Vector cereal. We don’t always have that so….rice krispies is my second choice.

(He’s forgetting his constant pleas for purple popsicles.)

Do you want to get married someday? Do you want children?

Married? Probably. Yes I think! Yes I do. I want four kids like yiayia had. 2 boys and 2 girls. Jack. James. Olivia and Julia.

( He is so nurturing and loving and gentle. He'd be a great little dad.)

What is one word you would use to describe yourself?

ONE word? One word is hard. Happy.

( He is. He's such a happy, sweet little boy.)

Why do you like being a kid?

Kids have more fun than grown ups I think. They don’t have to work so there's more time to play.

(Trying not to read into this one. Trying not to think he’s saying we don’t have enough fun around here.)

What country do you want to visit the most?

Sweden because I love the flag!

(And I love Swedish design Niko so this will work out PERFECTLY.)

What are you most afraid of?

Spiders.
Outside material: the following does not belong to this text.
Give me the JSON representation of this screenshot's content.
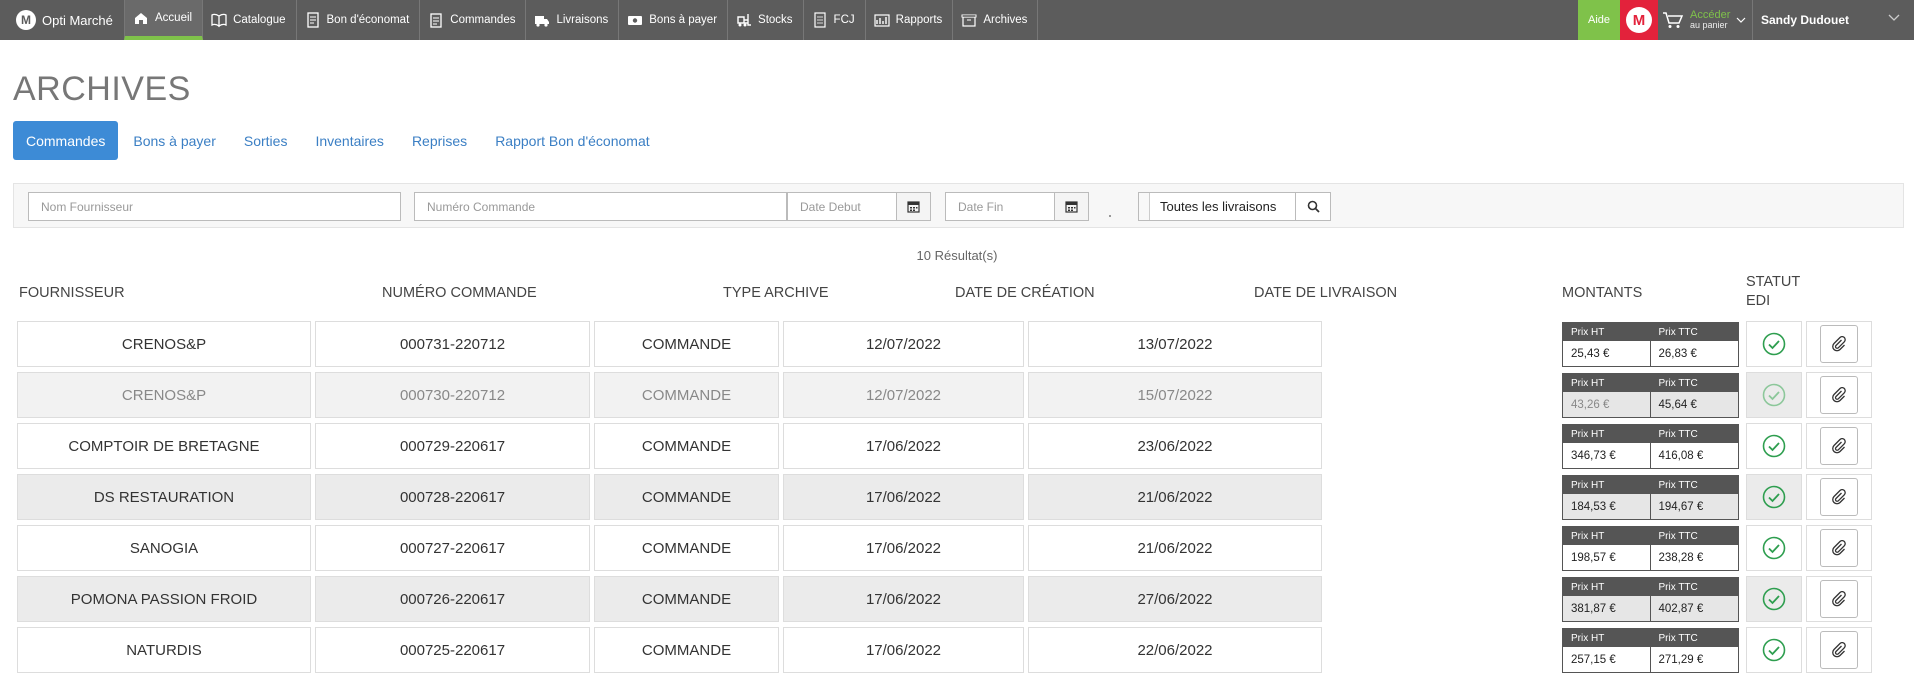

Daddy Long Legs. Tarantulas. 

(Indeed. We have a special anti -spider spray that we use -really, it's Meyers Lavender Shower Spray and an anti-spider serum we put on the soles of our feet at night -really, a 5 ml sample of Avon night cream. Whatever. It. Takes.)

How tall do you think you are?

Super tall. Like, 8.5 feet maybe. Somewhere around there.

( 53 inches more like it.) 

What is your most favorite place on earth?

The cottage. Because we have a beach and we can collect sea glass and search for hermit crabs and play washer toss and swim.  And the water isn’t always deep so it’s easy for me. I’m not a very good swimmer.

(This is the very reason we built this place. )

Where do you want to live when you grow up?

Maybe Paris. Or Maine. 

(He probably noticed I looked a bit sad...)

I can’t live with you forever mom. But when you’re a little old lady, you can live with ME.

( It's a deal my boy.)